Stearns taught two history courses this semester, one in a hybrid format, and one completely online, and said they both went well.

The new requirement of regularly sanitizing classrooms has kept Kathleen Mulcahy, director of woodwinds in the School of Music, on her feet—literally. Because Mulcahy does a significant amount of one-on-one teaching and the rooms need to be sanitized, Mulcahy must change venues after each student. 

“I’m doing a lot more moving around,” she said. “It's been an adjustment getting used to carrying my work and instruments between several different locations on campus, but it has been worth it."

Mulcahy said she did not hesitate to return to campus to teach this fall. 

“I felt like our school did so much more research on safe options for teaching music than many other university music programs,” she said. “My colleagues at other schools were very impressed with the information I was receiving from our leadership. None had received anywhere near the level of support and research available to me.”

In addition to moving among classrooms, Mulcahy noted that there were very visible differences inside those classrooms. Ventilation was a key part of the School of Music research. 

“They decided what rooms we could safely use,” she said. “We are in a larger space than normal.  And the students are surrounded by plexiglass, because it isn't possible for them to wear conventional masks while blowing into an instrument.” 

When the weather is nice, Mulcahy moved her classes outside.

Part of Mulcahy’s inclination to return to face-to-face instruction was founded in the earlier limitations of teaching music online.

 “Zoom was not intended for use to teach music lessons,” she said, adding that “certain settings have now been upgraded; musicians all over the world are using it.”

The best part of returning to campus was the response Mulcahy received from the students.

“The students are so appreciative of the opportunity to play live and together,” she said. “I feel like they’re more appreciative of me, too, and they thank me every day.”

That student affirmation is echoed by Robinson Professor of Public Affairs Steven Pearlstein. 

“The students really appreciate it,” he said. “They see that the professor is working hard to make the class possible.” 

In fact, one student jokingly told Pearlstein that his class was the highlight of his social week.

Pearlstein added:  “I really wanted to teach in person.
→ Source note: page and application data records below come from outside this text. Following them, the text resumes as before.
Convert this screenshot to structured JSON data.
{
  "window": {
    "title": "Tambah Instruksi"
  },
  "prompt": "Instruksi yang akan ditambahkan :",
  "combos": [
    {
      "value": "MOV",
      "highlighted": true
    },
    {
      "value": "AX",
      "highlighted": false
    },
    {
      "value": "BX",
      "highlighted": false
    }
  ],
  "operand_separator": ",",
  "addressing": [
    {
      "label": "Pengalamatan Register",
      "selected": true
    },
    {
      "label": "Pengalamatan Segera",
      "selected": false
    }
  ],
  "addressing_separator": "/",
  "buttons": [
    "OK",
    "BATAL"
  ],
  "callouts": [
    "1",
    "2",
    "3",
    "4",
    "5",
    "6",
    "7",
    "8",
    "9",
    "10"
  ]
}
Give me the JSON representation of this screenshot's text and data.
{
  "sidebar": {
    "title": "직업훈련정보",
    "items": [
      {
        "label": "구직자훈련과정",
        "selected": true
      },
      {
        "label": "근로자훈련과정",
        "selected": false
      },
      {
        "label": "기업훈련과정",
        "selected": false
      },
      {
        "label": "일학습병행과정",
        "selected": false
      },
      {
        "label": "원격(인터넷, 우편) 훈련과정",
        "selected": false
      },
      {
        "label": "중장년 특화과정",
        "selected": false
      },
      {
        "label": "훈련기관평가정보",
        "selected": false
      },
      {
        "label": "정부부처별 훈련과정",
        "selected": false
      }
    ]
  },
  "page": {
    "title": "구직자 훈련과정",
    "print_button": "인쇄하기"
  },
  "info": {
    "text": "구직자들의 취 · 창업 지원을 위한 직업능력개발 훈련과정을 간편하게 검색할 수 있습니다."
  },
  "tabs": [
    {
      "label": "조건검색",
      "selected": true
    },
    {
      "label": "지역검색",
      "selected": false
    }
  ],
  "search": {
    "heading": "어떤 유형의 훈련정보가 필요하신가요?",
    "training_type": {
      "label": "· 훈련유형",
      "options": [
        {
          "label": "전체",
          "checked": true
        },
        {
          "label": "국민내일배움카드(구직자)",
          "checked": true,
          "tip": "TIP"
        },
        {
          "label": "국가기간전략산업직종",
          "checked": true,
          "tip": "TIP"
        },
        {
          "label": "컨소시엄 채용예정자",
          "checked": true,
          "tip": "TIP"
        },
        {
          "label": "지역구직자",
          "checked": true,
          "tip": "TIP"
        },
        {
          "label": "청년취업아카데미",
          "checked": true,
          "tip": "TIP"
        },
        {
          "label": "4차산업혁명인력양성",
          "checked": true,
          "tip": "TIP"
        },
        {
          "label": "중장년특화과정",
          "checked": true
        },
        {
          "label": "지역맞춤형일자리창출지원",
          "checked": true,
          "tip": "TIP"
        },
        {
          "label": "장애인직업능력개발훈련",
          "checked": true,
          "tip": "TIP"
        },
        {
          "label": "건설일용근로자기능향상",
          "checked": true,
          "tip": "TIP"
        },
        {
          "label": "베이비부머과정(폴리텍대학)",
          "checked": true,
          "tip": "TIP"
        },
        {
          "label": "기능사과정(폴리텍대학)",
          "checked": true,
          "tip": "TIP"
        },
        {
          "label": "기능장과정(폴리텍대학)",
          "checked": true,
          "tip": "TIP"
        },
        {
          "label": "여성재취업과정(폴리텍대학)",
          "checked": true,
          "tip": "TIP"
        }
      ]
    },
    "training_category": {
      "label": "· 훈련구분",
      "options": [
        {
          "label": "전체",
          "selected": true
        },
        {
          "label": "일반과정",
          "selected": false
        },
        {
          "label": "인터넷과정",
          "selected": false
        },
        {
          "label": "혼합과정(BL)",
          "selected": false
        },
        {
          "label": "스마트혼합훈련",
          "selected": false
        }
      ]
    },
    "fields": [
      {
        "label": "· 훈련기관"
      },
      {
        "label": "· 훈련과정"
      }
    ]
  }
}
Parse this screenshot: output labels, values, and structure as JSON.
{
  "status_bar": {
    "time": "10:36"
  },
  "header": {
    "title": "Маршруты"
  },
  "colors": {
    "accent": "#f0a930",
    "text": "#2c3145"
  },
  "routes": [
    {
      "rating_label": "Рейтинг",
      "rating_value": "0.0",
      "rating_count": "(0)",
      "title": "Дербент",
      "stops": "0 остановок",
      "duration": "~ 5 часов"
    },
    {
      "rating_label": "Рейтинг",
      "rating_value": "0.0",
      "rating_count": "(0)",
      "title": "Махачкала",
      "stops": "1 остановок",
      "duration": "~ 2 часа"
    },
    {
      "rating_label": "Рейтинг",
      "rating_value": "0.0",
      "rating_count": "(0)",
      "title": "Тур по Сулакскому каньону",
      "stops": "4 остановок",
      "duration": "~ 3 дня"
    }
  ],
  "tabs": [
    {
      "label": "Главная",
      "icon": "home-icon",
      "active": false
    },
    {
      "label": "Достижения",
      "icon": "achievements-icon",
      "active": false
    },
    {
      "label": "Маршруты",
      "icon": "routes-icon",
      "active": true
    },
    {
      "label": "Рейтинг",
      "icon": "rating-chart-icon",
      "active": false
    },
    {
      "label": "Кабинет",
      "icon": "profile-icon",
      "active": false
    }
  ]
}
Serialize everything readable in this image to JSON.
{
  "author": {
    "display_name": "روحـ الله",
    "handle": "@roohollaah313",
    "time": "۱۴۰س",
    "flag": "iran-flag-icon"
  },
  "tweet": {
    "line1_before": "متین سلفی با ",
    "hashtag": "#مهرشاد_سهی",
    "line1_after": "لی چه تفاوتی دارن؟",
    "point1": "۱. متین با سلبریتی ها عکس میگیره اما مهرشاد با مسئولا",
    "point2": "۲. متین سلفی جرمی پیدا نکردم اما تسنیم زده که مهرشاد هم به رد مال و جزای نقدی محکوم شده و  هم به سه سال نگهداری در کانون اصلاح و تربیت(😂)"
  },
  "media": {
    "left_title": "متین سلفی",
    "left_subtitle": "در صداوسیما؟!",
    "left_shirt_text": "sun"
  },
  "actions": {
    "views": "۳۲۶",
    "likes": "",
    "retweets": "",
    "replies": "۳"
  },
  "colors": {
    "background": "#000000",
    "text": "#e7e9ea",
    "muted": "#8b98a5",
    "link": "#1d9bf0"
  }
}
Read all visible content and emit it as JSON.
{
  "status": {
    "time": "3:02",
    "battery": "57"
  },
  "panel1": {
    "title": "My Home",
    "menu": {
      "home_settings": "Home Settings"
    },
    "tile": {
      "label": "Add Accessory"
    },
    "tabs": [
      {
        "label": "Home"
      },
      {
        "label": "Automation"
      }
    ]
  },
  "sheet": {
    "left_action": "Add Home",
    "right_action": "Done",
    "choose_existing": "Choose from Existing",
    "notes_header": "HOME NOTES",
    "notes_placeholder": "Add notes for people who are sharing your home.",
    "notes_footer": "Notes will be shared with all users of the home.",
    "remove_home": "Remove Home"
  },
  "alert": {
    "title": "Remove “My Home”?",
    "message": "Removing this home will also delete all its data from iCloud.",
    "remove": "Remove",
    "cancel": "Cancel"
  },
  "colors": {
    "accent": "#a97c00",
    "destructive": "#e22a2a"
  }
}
I get a lot of energy from the students, and they get a lot of energy from me.”

Pearlstein’s Honors 131 classroom is fully equipped with microphones throughout the room and cameras on the walls. 

“Chairs are arrayed like a traditional classroom,” he said. “[Facilities] put Xs on the floor, and arranged eight feet between each of them” to comply with physical distancing requirements.

The microphones allow students and Pearlstein to be heard clearly through their masks.

It was important to Pearlstein to maintain the same Socratic method format for this class that he has honed over the years. He credits the classroom he uses for the ability to deliver his lectures as he always has.

“When you teach a large lecture class it’s a little bit like performance art,” Pearlstein said. 

During Pearlstein’s classes, a graduate student coordinates the technology and handles the slides, the microphones, the camera and links to Blackboard Collaborate. 

“Tech and my support spent a long time together preparing for this class, and Blackboard Collaborate has been great,” Pearlstein said. 

In his history class, Stearns also uses Blackboard Collaborate once a week to support small group projects. These group exercises also help students stay engaged.

“This gives students the opportunity for contact in a group setting,” he said. 

This semester, Stearns noted an interesting phenomenon that he attributes to the lack of other activities during the students’ days.

“Some students are actually doing things better this semester,” Stearns said. “I think this classwork is the only thing they have to do—more students are turning in work early and the quality of work for the freshmen students is especially better than I’ve previously seen.”

That, according to Stearns, is a silver lining of this unprecedented semester.